He laughed every time he saw a statue in a park or square. At some point in time, a critical mass of the general public had so admired this person, that they immortalized him by erecting a figure to be shat upon by passing birds for centuries to come.
The cool wind stirring through his hair and filling his nostrils, he opened his mouth to take in a deep breath of this sweet, new life, for he had finally made it to the top of the top; the summit of the mountain we call success. It felt good, really good there at the top, except for an acute, tugging pain in his abdomen that seemed to be nagging sadistically, cackling at him like an old witch, “There’s only one direction you can go now, buddy – hee-hee hee!”
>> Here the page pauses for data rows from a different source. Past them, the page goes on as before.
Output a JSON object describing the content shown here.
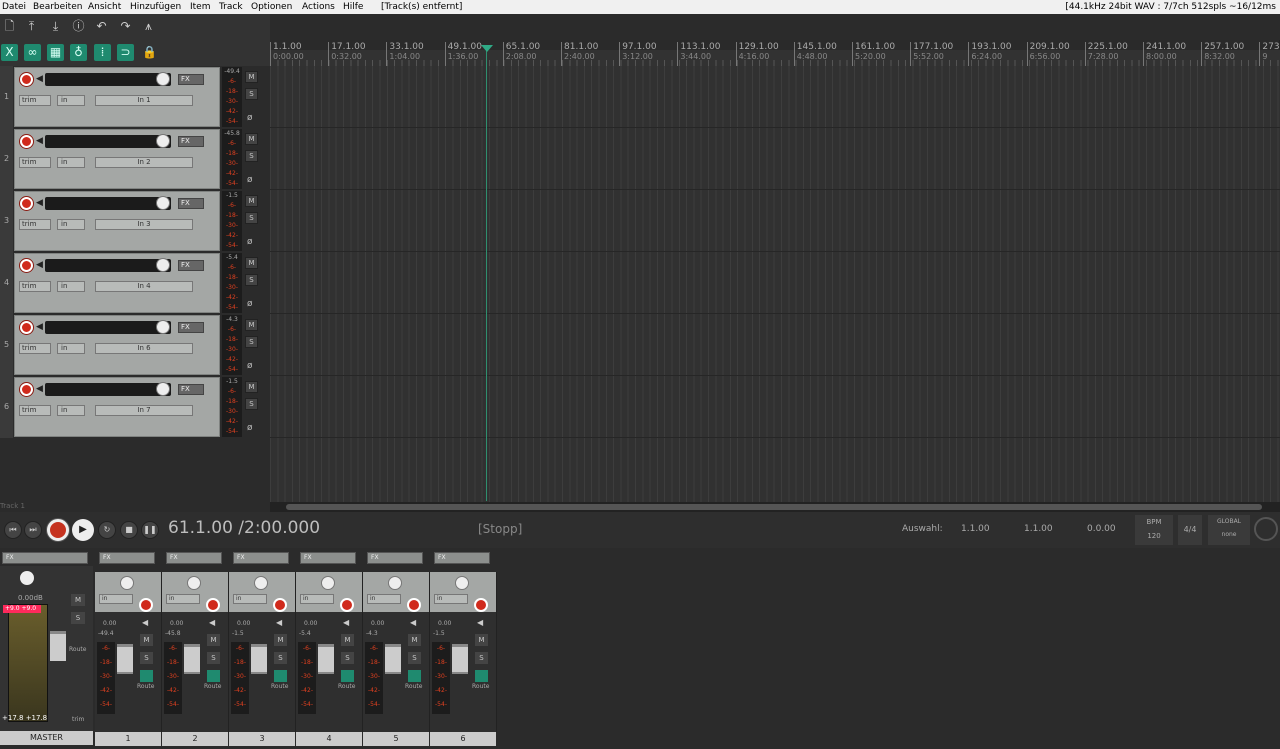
{
  "menu": {
    "items": [
      "Datei",
      "Bearbeiten",
      "Ansicht",
      "Hinzufügen",
      "Item",
      "Track",
      "Optionen",
      "Actions",
      "Hilfe"
    ],
    "status_left": "[Track(s) entfernt]",
    "status_right": "[44.1kHz 24bit WAV : 7/7ch 512spls ~16/12ms"
  },
  "toolbar": {
    "icons": [
      "new-project-icon",
      "save-icon",
      "save-as-icon",
      "info-icon",
      "undo-icon",
      "redo-icon",
      "metronome-icon",
      "ripple-icon",
      "loop-link-icon",
      "grid-icon",
      "snap-icon",
      "grid-dots-icon",
      "auto-crossfade-icon",
      "lock-icon"
    ]
  },
  "ruler": {
    "markers": [
      {
        "bar": "1.1.00",
        "time": "0:00.00"
      },
      {
        "bar": "17.1.00",
        "time": "0:32.00"
      },
      {
        "bar": "33.1.00",
        "time": "1:04.00"
      },
      {
        "bar": "49.1.00",
        "time": "1:36.00"
      },
      {
        "bar": "65.1.00",
        "time": "2:08.00"
      },
      {
        "bar": "81.1.00",
        "time": "2:40.00"
      },
      {
        "bar": "97.1.00",
        "time": "3:12.00"
      },
      {
        "bar": "113.1.00",
        "time": "3:44.00"
      },
      {
        "bar": "129.1.00",
        "time": "4:16.00"
      },
      {
        "bar": "145.1.00",
        "time": "4:48.00"
      },
      {
        "bar": "161.1.00",
        "time": "5:20.00"
      },
      {
        "bar": "177.1.00",
        "time": "5:52.00"
      },
      {
        "bar": "193.1.00",
        "time": "6:24.00"
      },
      {
        "bar": "209.1.00",
        "time": "6:56.00"
      },
      {
        "bar": "225.1.00",
        "time": "7:28.00"
      },
      {
        "bar": "241.1.00",
        "time": "8:00.00"
      },
      {
        "bar": "257.1.00",
        "time": "8:32.00"
      },
      {
        "bar": "273",
        "time": "9"
      }
    ]
  },
  "tracks": [
    {
      "num": "1",
      "input": "in",
      "input_name": "In 1",
      "peak": "-49.4",
      "trim": "trim",
      "fx": "FX"
    },
    {
      "num": "2",
      "input": "in",
      "input_name": "In 2",
      "peak": "-45.8",
      "trim": "trim",
      "fx": "FX"
    },
    {
      "num": "3",
      "input": "in",
      "input_name": "In 3",
      "peak": "-1.5",
      "trim": "trim",
      "fx": "FX"
    },
    {
      "num": "4",
      "input": "in",
      "input_name": "In 4",
      "peak": "-5.4",
      "trim": "trim",
      "fx": "FX"
    },
    {
      "num": "5",
      "input": "in",
      "input_name": "In 6",
      "peak": "-4.3",
      "trim": "trim",
      "fx": "FX"
    },
    {
      "num": "6",
      "input": "in",
      "input_name": "In 7",
      "peak": "-1.5",
      "trim": "trim",
      "fx": "FX"
    }
  ],
  "meter_scale": [
    "-6-",
    "-18-",
    "-30-",
    "-42-",
    "-54-"
  ],
  "track_buttons": {
    "mute": "M",
    "solo": "S",
    "phase": "ø"
  },
  "track_label": "Track 1",
  "transport": {
    "position": "61.1.00 /2:00.000",
    "state": "[Stopp]",
    "selection_label": "Auswahl:",
    "sel_start": "1.1.00",
    "sel_end": "1.1.00",
    "sel_len": "0.0.00",
    "bpm_label": "BPM",
    "bpm": "120",
    "time_sig": "4/4",
    "global_label": "GLOBAL",
    "global_value": "none"
  },
  "mixer": {
    "master": {
      "name": "MASTER",
      "volume": "0.00dB",
      "clip_l": "+9.0",
      "clip_r": "+9.0",
      "peak_l": "+17.8",
      "peak_r": "+17.8",
      "route": "Route",
      "trim": "trim",
      "mute": "M",
      "solo": "S"
    },
    "strips": [
      {
        "name": "1",
        "volume": "0.00",
        "peak": "-49.4",
        "route": "Route"
      },
      {
        "name": "2",
        "volume": "0.00",
        "peak": "-45.8",
        "route": "Route"
      },
      {
        "name": "3",
        "volume": "0.00",
        "peak": "-1.5",
        "route": "Route"
      },
      {
        "name": "4",
        "volume": "0.00",
        "peak": "-5.4",
        "route": "Route"
      },
      {
        "name": "5",
        "volume": "0.00",
        "peak": "-4.3",
        "route": "Route"
      },
      {
        "name": "6",
        "volume": "0.00",
        "peak": "-1.5",
        "route": "Route"
      }
    ],
    "fx_label": "FX",
    "input_label": "in"
  }
}
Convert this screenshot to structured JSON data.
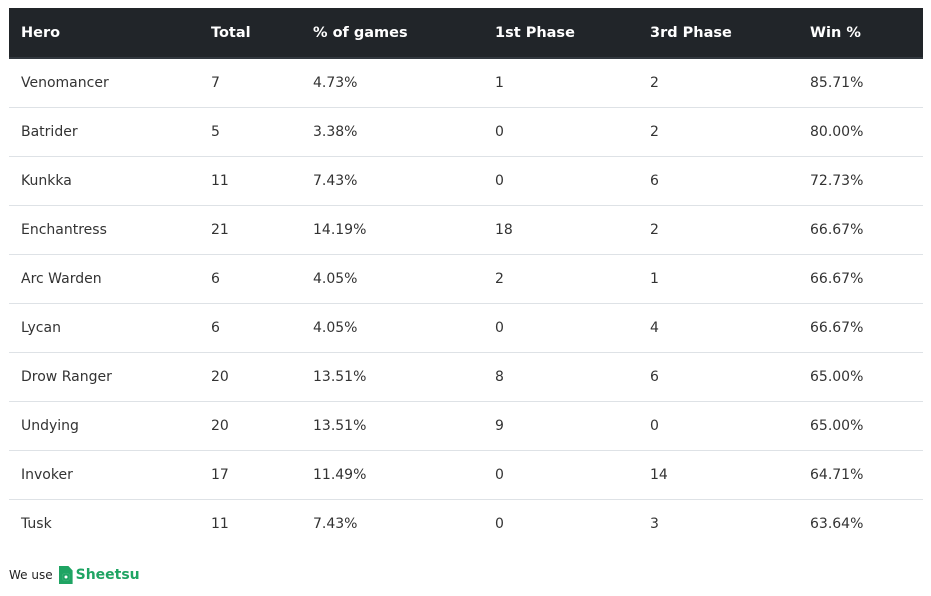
{
  "table": {
    "headers": [
      "Hero",
      "Total",
      "% of games",
      "1st Phase",
      "3rd Phase",
      "Win %"
    ],
    "rows": [
      [
        "Venomancer",
        "7",
        "4.73%",
        "1",
        "2",
        "85.71%"
      ],
      [
        "Batrider",
        "5",
        "3.38%",
        "0",
        "2",
        "80.00%"
      ],
      [
        "Kunkka",
        "11",
        "7.43%",
        "0",
        "6",
        "72.73%"
      ],
      [
        "Enchantress",
        "21",
        "14.19%",
        "18",
        "2",
        "66.67%"
      ],
      [
        "Arc Warden",
        "6",
        "4.05%",
        "2",
        "1",
        "66.67%"
      ],
      [
        "Lycan",
        "6",
        "4.05%",
        "0",
        "4",
        "66.67%"
      ],
      [
        "Drow Ranger",
        "20",
        "13.51%",
        "8",
        "6",
        "65.00%"
      ],
      [
        "Undying",
        "20",
        "13.51%",
        "9",
        "0",
        "65.00%"
      ],
      [
        "Invoker",
        "17",
        "11.49%",
        "0",
        "14",
        "64.71%"
      ],
      [
        "Tusk",
        "11",
        "7.43%",
        "0",
        "3",
        "63.64%"
      ]
    ]
  },
  "footer": {
    "prefix": "We use",
    "brand": "Sheetsu",
    "brand_icon": "sheetsu-logo-icon",
    "brand_color": "#1fa463"
  },
  "colors": {
    "header_bg": "#212529",
    "header_text": "#ffffff",
    "row_divider": "#dee2e6"
  }
}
I swear the moment I’m famous, I’ll totally call you and we’ll hang out.
And you’ll do the same, right?